Figurative language, along with alliteration, imagery and allusion, all contribute to helping the reader interpret both poems though they are achieved in different ways. For example, in “Oh, My Love is Like a Red, Red Rose”, Burns uses alliteration as well as rhyme to make his poem flow. While using simile, the author also uses alliteration, which is the repetition of key consonant sounds, to enhances the sound of the poem while also assisting in setting the tone of the poem. Through use of simile, the author shows
the seriousness of his love by saying, “oh, my love is like a red, red rose”. We all know that roses themselves are very romantic and a major symbolization of love, but when he says that it is a red, red rose, the reader may start to understand that the love the speaker feels is so much deeper than one may normally feel about love.
The author of “How Do I Love Thee”, Elizabeth Browning, on the other hand, does not use either alliteration or similes to convey her love to her significant other though the same goal is achieved. Instead, Browning uses a more metaphorical approach.
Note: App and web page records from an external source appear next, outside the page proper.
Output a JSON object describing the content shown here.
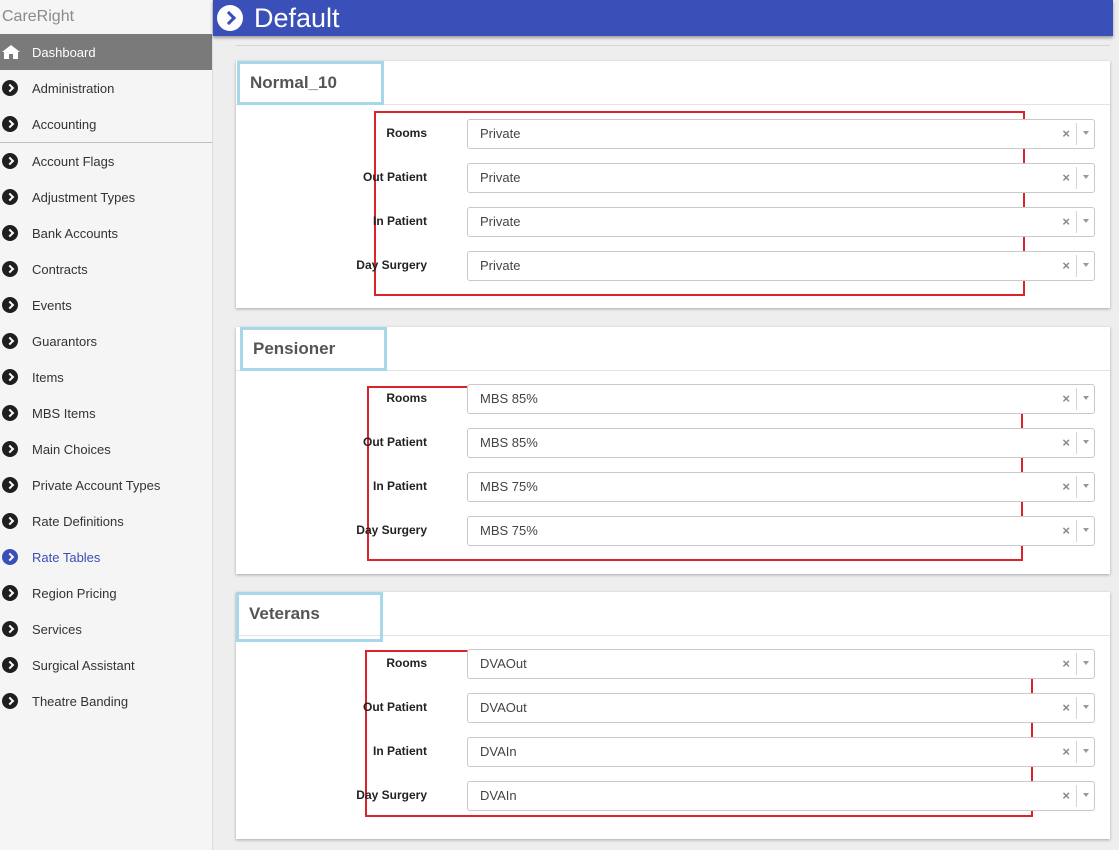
{
  "app": {
    "brand": "CareRight"
  },
  "header": {
    "title": "Default"
  },
  "sidebar": {
    "items": [
      {
        "label": "Dashboard",
        "active": true
      },
      {
        "label": "Administration"
      },
      {
        "label": "Accounting"
      },
      {
        "label": "Account Flags"
      },
      {
        "label": "Adjustment Types"
      },
      {
        "label": "Bank Accounts"
      },
      {
        "label": "Contracts"
      },
      {
        "label": "Events"
      },
      {
        "label": "Guarantors"
      },
      {
        "label": "Items"
      },
      {
        "label": "MBS Items"
      },
      {
        "label": "Main Choices"
      },
      {
        "label": "Private Account Types"
      },
      {
        "label": "Rate Definitions"
      },
      {
        "label": "Rate Tables",
        "current": true
      },
      {
        "label": "Region Pricing"
      },
      {
        "label": "Services"
      },
      {
        "label": "Surgical Assistant"
      },
      {
        "label": "Theatre Banding"
      }
    ]
  },
  "panels": [
    {
      "title": "Normal_10",
      "rows": [
        {
          "label": "Rooms",
          "value": "Private"
        },
        {
          "label": "Out Patient",
          "value": "Private"
        },
        {
          "label": "In Patient",
          "value": "Private"
        },
        {
          "label": "Day Surgery",
          "value": "Private"
        }
      ]
    },
    {
      "title": "Pensioner",
      "rows": [
        {
          "label": "Rooms",
          "value": "MBS 85%"
        },
        {
          "label": "Out Patient",
          "value": "MBS 85%"
        },
        {
          "label": "In Patient",
          "value": "MBS 75%"
        },
        {
          "label": "Day Surgery",
          "value": "MBS 75%"
        }
      ]
    },
    {
      "title": "Veterans",
      "rows": [
        {
          "label": "Rooms",
          "value": "DVAOut"
        },
        {
          "label": "Out Patient",
          "value": "DVAOut"
        },
        {
          "label": "In Patient",
          "value": "DVAIn"
        },
        {
          "label": "Day Surgery",
          "value": "DVAIn"
        }
      ]
    }
  ],
  "icons": {
    "clear": "×",
    "sidebar_item": "chevron-circle-right-icon",
    "dashboard": "home-icon"
  },
  "colors": {
    "primary": "#3a4fb8",
    "highlight_red": "#d9232d",
    "highlight_blue": "#a7d8ea"
  }
}
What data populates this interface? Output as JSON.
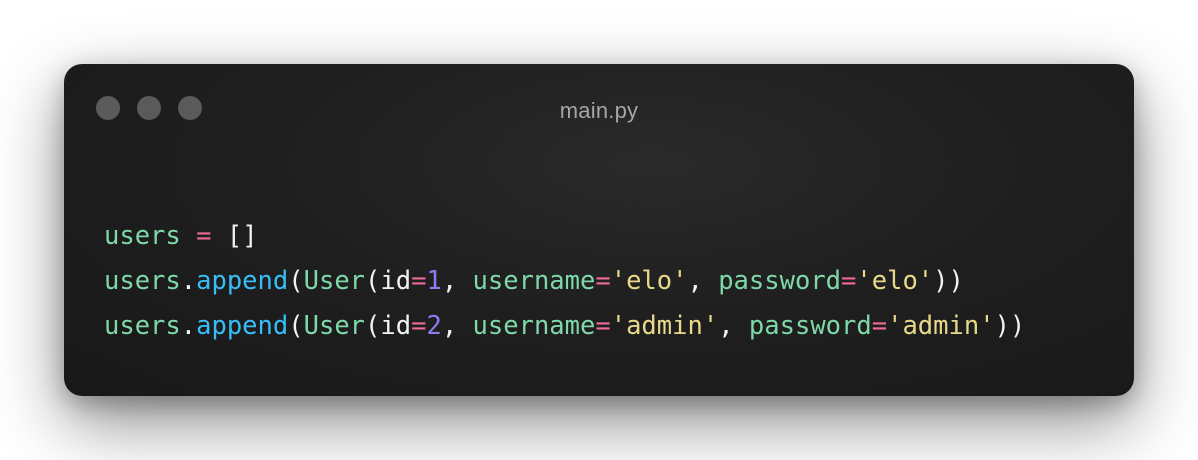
{
  "window": {
    "filename": "main.py",
    "colors": {
      "dot": "#5a5a5a",
      "title": "#a6a6a6",
      "identifier": "#7ed8a8",
      "operator": "#f06a9a",
      "plain": "#f2f2f2",
      "method": "#38bdf8",
      "number": "#8c7cf0",
      "string": "#e8d88a"
    },
    "traffic_lights": [
      "close-dot",
      "minimize-dot",
      "maximize-dot"
    ]
  },
  "code": {
    "lines": [
      [
        {
          "text": "users",
          "type": "identifier"
        },
        {
          "text": " ",
          "type": "plain"
        },
        {
          "text": "=",
          "type": "operator"
        },
        {
          "text": " []",
          "type": "plain"
        }
      ],
      [
        {
          "text": "users",
          "type": "identifier"
        },
        {
          "text": ".",
          "type": "plain"
        },
        {
          "text": "append",
          "type": "method"
        },
        {
          "text": "(",
          "type": "plain"
        },
        {
          "text": "User",
          "type": "identifier"
        },
        {
          "text": "(id",
          "type": "plain"
        },
        {
          "text": "=",
          "type": "operator"
        },
        {
          "text": "1",
          "type": "number"
        },
        {
          "text": ", ",
          "type": "plain"
        },
        {
          "text": "username",
          "type": "identifier"
        },
        {
          "text": "=",
          "type": "operator"
        },
        {
          "text": "'elo'",
          "type": "string"
        },
        {
          "text": ", ",
          "type": "plain"
        },
        {
          "text": "password",
          "type": "identifier"
        },
        {
          "text": "=",
          "type": "operator"
        },
        {
          "text": "'elo'",
          "type": "string"
        },
        {
          "text": "))",
          "type": "plain"
        }
      ],
      [
        {
          "text": "users",
          "type": "identifier"
        },
        {
          "text": ".",
          "type": "plain"
        },
        {
          "text": "append",
          "type": "method"
        },
        {
          "text": "(",
          "type": "plain"
        },
        {
          "text": "User",
          "type": "identifier"
        },
        {
          "text": "(id",
          "type": "plain"
        },
        {
          "text": "=",
          "type": "operator"
        },
        {
          "text": "2",
          "type": "number"
        },
        {
          "text": ", ",
          "type": "plain"
        },
        {
          "text": "username",
          "type": "identifier"
        },
        {
          "text": "=",
          "type": "operator"
        },
        {
          "text": "'admin'",
          "type": "string"
        },
        {
          "text": ", ",
          "type": "plain"
        },
        {
          "text": "password",
          "type": "identifier"
        },
        {
          "text": "=",
          "type": "operator"
        },
        {
          "text": "'admin'",
          "type": "string"
        },
        {
          "text": "))",
          "type": "plain"
        }
      ]
    ]
  }
}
She says “I love thee to the depth and breath and height my soul can read when feeling out of sight for the ends of being and ideal grace.” She simply takes out the word “like” which makes the poem sound a little bit more mature and even deeper in meaning than “Oh, My Love is Like a Red, Red Rose”. Also, the allusion used in “How Do I Love Thee” which is brief reference to a person place, or event (Portable Literature, 609) makes the poem seem a little bit more realistic because it alludes to God. For example, not everyone has experienced love and some don’t even believe in it but by alluding to God one may change their view toward love because it makes the poem less superficial.
The most powerful literary element both poets used in their poems which makes them as interesting as they are is their use of imagery. Imagery, a language that evokes physical sensation produced by one of the five senses help to call up images in the audiences mind (Portable Literature, 513). Both poems use at least two of the five senses to paint a picture for the reader making the poem all the more interesting. For example
when someone says “my love is like the melody that’s sweetly played in tune”, one may actually be able to hear a sweetly melody being played. Or for example, “when one hears “I love three to the level of every day’s most quiet need, by sun and candle-light” quiet can be heard and also the romance of seeing the sun or candle-light can be captured.
Even though both poems were probably written during two completely different time periods, the same theme can be captured as well as most of the literary elements can be identified. No matter how the eras change or how far back in history one goes, love will always be present whether presented in a positive or negative fashion.